NYU chemists have discovered crystal growth complexities, which at first glance appeared to confound 50 years of theory and deepened the mystery of how organic crystals form. But, appearances can be deceiving.
New York University chemists have discovered crystal growth complexities, which at first glance appeared to confound 50 years of theory and deepened the mystery of how organic crystals form. But, appearances can be deceiving.
Their findings, which appear in the latest edition of Proceedings of the National Academy of Sciences, have a range of implications—from the production of pharmaceuticals and new electronic materials to unraveling the pathways for kidney stone formation.
The researchers focused on L-cystine crystals, the chief component of a particularly nefarious kind of kidney stone. The authors hoped to improve their understanding of how these crystals form and grow in order to design therapeutic agents that inhibit stone formation.
While the interest in L-cystine crystals is limited to the biomedical arena, understanding the details of crystal growth, especially the role of defects—or imperfections in crystals—is critical to the advancement of emerging technologies that aim to use organic crystalline materials.
Scientists in the Molecular Design Institute in the NYU Department of Chemistry have been examining defects in crystals called screw dislocations – features on the surface of a crystal that resemble a spiraled ham.
Dislocations were first posed by William Keith Burton, Nicolás Cabrera, and Sir Frederick Charles Frank in the late 1940s as essential for crystal growth. The so-called BCF theory posited that crystals with one screw dislocation would form hillocks that resembled a spiral staircase while those with two screw dislocations would merge and form a structure similar to a Mayan pyramid—a series of stacked “island” surfaces that are closed off from each other.

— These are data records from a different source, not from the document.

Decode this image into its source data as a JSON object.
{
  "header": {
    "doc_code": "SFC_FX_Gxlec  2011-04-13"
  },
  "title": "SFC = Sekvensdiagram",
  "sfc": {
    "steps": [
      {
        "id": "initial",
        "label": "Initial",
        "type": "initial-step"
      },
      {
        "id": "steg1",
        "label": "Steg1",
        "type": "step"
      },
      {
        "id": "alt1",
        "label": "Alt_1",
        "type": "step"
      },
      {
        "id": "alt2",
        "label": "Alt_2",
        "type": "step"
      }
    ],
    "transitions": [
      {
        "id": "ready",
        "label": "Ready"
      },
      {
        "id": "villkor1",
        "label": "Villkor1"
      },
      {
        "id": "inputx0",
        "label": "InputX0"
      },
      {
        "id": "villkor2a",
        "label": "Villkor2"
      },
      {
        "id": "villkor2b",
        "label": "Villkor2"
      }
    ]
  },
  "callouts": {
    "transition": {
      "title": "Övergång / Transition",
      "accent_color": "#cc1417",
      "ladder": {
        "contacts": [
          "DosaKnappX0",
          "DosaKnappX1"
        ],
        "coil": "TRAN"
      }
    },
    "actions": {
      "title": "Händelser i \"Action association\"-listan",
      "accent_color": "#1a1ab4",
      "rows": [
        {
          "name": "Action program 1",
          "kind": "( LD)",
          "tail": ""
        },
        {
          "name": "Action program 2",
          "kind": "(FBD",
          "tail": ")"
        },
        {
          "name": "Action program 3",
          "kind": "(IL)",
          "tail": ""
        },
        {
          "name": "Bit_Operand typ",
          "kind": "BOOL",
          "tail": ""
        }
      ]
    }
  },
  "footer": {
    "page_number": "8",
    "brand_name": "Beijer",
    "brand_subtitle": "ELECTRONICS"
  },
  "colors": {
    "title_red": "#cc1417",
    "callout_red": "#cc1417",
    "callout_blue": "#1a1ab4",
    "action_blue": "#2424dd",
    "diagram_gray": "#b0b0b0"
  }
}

Using atomic force microscopy, the Molecular Design Institute team examined both kinds of screw dislocations in L-cystine crystals at nanoscale resolution. Their results showed exactly the opposite of what BCF theory predicted—crystals with one screw dislocation seemed to form stacked hexagonal “islands” while those with two proximal screw dislocations produced a six-sided spiral staircase.
A re-examination of these micrographs by Molecular Design Institute scientist Alexander Shtukenberg, in combination with computer simulations, served to refine the actual crystal growth sequence and found that, in fact, BCF theory still held. In other words, while the crystals’ physical appearance seemed at odds with the long-standing theory, they actually did grow in a manner predicted decades ago.
“These findings are remarkable in that they didn’t, at first glance, make any sense,” said NYU Chemistry Professor Michael Ward, one of the authors of the publication. “They appeared to contradict 60 years of thinking about crystal growth, but in fact revealed that crystal growth is at once elegant and complex, with hidden features that must be extracted if it is to be understood. More importantly, this example serves as a warning that first impressions are not always correct.”
The research was supported by the National Science Foundation (CHE-0845526, DMR-1105000, and DMR-1206337) and by the NSF Materials Research Science and Engineering Center (MRSEC) Program (DMR-0820341).
NYU’s center is one of 27 MRSECs in the country. These NSF-backed centers support interdisciplinary and multidisciplinary materials research to address fundamental problems in science and engineering. For more, go to http://mrsec.as.nyu.edu and http://www.mrsec.org.